A glance at the most recent balance sheet for Starbucks (NASDAQ:SBUX) reveals a company with virtually no debt offsetting its $5 billion in assets and $21 billion market valuation. That, however, is now old news. Thursday the company disclosed a large debt offering in an SEC 8K Filing:
On August 20, 2007, Starbucks Corporation entered into an underwriting agreement with Goldman, Sachs & Co., Banc of America Securities LLC and Citigroup Global Markets Inc., acting on behalf of themselves and the other underwriters named therein (the “Underwriters”), for the public offering of $550,000,000 aggregate principal amount of its 6.25% Senior Notes due August 15, 2017.
So, does this dent on its otherwise pristine balance sheet mark the beginning of the end for Starbucks?
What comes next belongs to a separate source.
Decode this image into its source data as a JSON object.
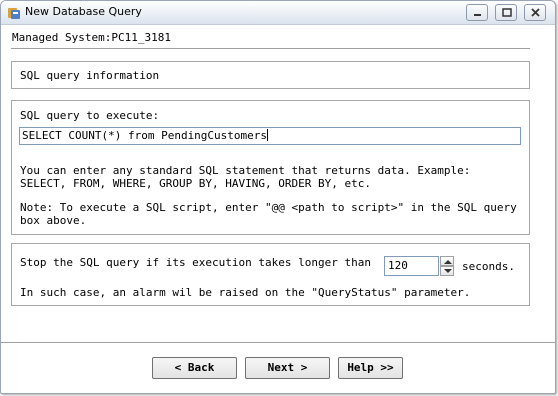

I don’t think so. First of all, raising financing at 6.25% in the middle of a credit crunch is, if anything, a confirmation of the company’s strong financial position. Secondly, the company generated more than twice that amount in cash flow from operating activities last year, suggesting the company will have no problem paying it off should they choose, let alone meeting their interest obligation.
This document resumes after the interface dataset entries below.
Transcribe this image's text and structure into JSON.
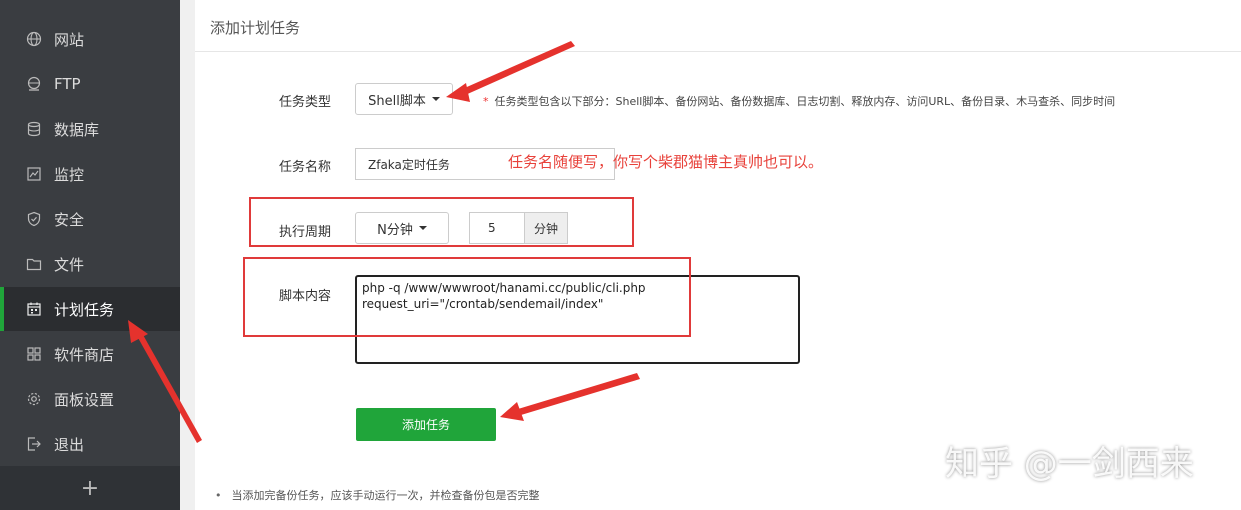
{
  "sidebar": {
    "items": [
      {
        "label": "网站",
        "icon": "globe-icon"
      },
      {
        "label": "FTP",
        "icon": "ftp-icon"
      },
      {
        "label": "数据库",
        "icon": "database-icon"
      },
      {
        "label": "监控",
        "icon": "monitor-icon"
      },
      {
        "label": "安全",
        "icon": "shield-icon"
      },
      {
        "label": "文件",
        "icon": "folder-icon"
      },
      {
        "label": "计划任务",
        "icon": "calendar-icon",
        "active": true
      },
      {
        "label": "软件商店",
        "icon": "grid-icon"
      },
      {
        "label": "面板设置",
        "icon": "gear-icon"
      },
      {
        "label": "退出",
        "icon": "logout-icon"
      }
    ],
    "add_label": "+"
  },
  "panel": {
    "title": "添加计划任务",
    "task_type": {
      "label": "任务类型",
      "value": "Shell脚本",
      "hint": "任务类型包含以下部分：Shell脚本、备份网站、备份数据库、日志切割、释放内存、访问URL、备份目录、木马查杀、同步时间"
    },
    "task_name": {
      "label": "任务名称",
      "value": "Zfaka定时任务"
    },
    "cycle": {
      "label": "执行周期",
      "value": "N分钟",
      "number": "5",
      "unit": "分钟"
    },
    "script": {
      "label": "脚本内容",
      "lines": [
        "php -q /www/wwwroot/hanami.cc/public/cli.php",
        "request_uri=\"/crontab/sendemail/index\""
      ]
    },
    "submit_label": "添加任务",
    "note": "当添加完备份任务，应该手动运行一次，并检查备份包是否完整"
  },
  "annotation": "任务名随便写，你写个柴郡猫博主真帅也可以。",
  "watermark": "知乎 @一剑西来",
  "colors": {
    "sidebar_bg": "#3a3d41",
    "accent_green": "#20a53a",
    "annotation_red": "#e8423b"
  }
}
It is that interest obligation, in fact, that I think is the best part of the deal. On an after tax basis, it comes out to just 4.6% or so. That is pretty cheap financing for whatever the company chooses to do with it. Up until now, they have been able to open thousands of stores annually using only internally generated cash flow. Adding debt could allow them to grow twice as fast, should they choose.
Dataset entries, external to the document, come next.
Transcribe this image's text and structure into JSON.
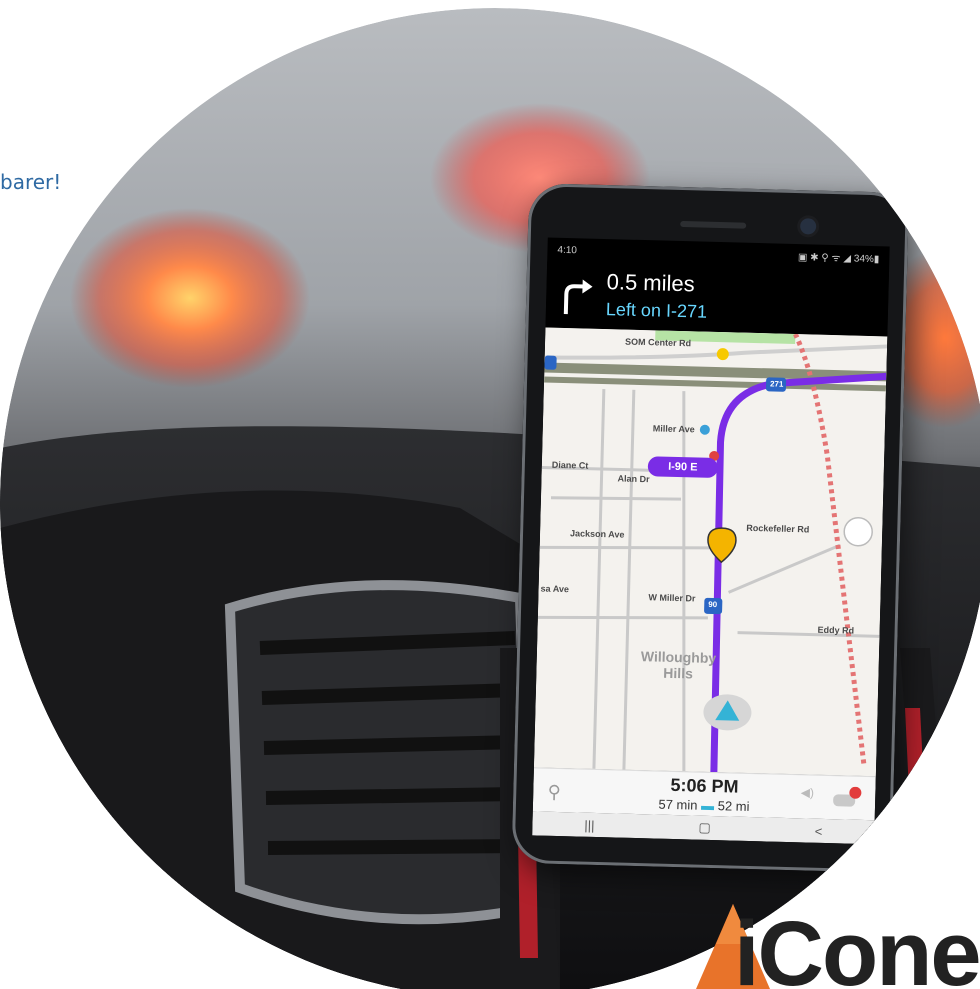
{
  "side_text": "barer!",
  "phone": {
    "status": {
      "time": "4:10",
      "icons": "▣ ✱ ⚲ ᯤ ◢ 34%▮"
    },
    "navigation": {
      "turn_icon": "turn-right-arrow-icon",
      "distance": "0.5 miles",
      "instruction": "Left on I-271"
    },
    "map": {
      "labels": {
        "som_center": "SOM Center Rd",
        "miller_ave": "Miller Ave",
        "diane_ct": "Diane Ct",
        "alan_dr": "Alan Dr",
        "jackson_ave": "Jackson Ave",
        "rockefeller": "Rockefeller Rd",
        "w_miller": "W Miller Dr",
        "eddy_rd": "Eddy Rd",
        "sa_ave": "sa Ave",
        "willoughby": "Willoughby",
        "hills": "Hills",
        "shield_271": "271",
        "shield_90": "90",
        "shield_left": "90"
      },
      "route_pill": "I-90 E",
      "route_color": "#7a2de6"
    },
    "bottom_bar": {
      "eta_time": "5:06 PM",
      "eta_duration": "57 min",
      "eta_distance": "52 mi",
      "car_badge": "1"
    },
    "android_nav": {
      "recents": "|||",
      "home": "▢",
      "back": "<"
    }
  },
  "logo": {
    "text": "iCone",
    "accent_color": "#e8732a"
  }
}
Alternatively, the company could use the debt to “restructure” their balance sheet by buying back stock. At the current stock price, the $550 million proceeds could take in approximately 2.7% of the total shares outstanding. On the basis of earnings per share, doing this wouldn’t make much difference by my calculations. Using the full year ended October 2006 it would have reduced earnings by a penny. The effect is probably less on the current earnings and share base.
But the larger impact comes from reducing the total cost of capital to the firm. As I noted when I compared the Starbucks valuation to that of McDonald’s (MCD - Annual Report):
SBUX is more efficient than MCD, which is reflected in a 20.8% ROE for SBUX compared to 17.7% for MCD. And MCD has debt funding which boosts its ROE. As growth slows at SBUX it too could add some debt to its mix to generate better returns for equity holders. But at any rate, the 3 per cent differential in ROE says that SBUX should be more valuable than MCD when it finally tops out.
Looking up the fundamental P/E calculation on p. 192 of Analysis of Equity Investments: Valuation, we can get a good starting point. If we adjust the payout ratio to give us the same implied growth rate and required return for Starbucks as we currently have for MCD, we find that SBUX would deserve a 23.2x P/E multiple rather than the 17.3x that MCD has today. And assuming further that SBUX achieves the same debt/equity mix it could justify a $66.5 billion enterprise value.
If we get there the average annual return would be more like 8.5 per cent, which is a good deal better but still may not justify the price now unless one is willing to bet that SBUX can, indeed, grow to a larger size than McDonalds (or if one assumes the average return on other investments will be less than that).
Since that analysis, McDonald’s enterprise value has risen and that of Starbucks has fallen, which makes the comparison more favorable. But even using that original $66.5 billion estimated future enterprise value is sufficient to merit a 12% annual return before any incremental debt contributions.
In other words, I think Starbucks is doing exactly what I thought they should be doing when I wrote the original post, and the valuation has come down to a point from which I think it can do better than most stocks.
Disclosure: Author is long Starbucks (SBUX) at time of publication.
SBUX 1-yr chart: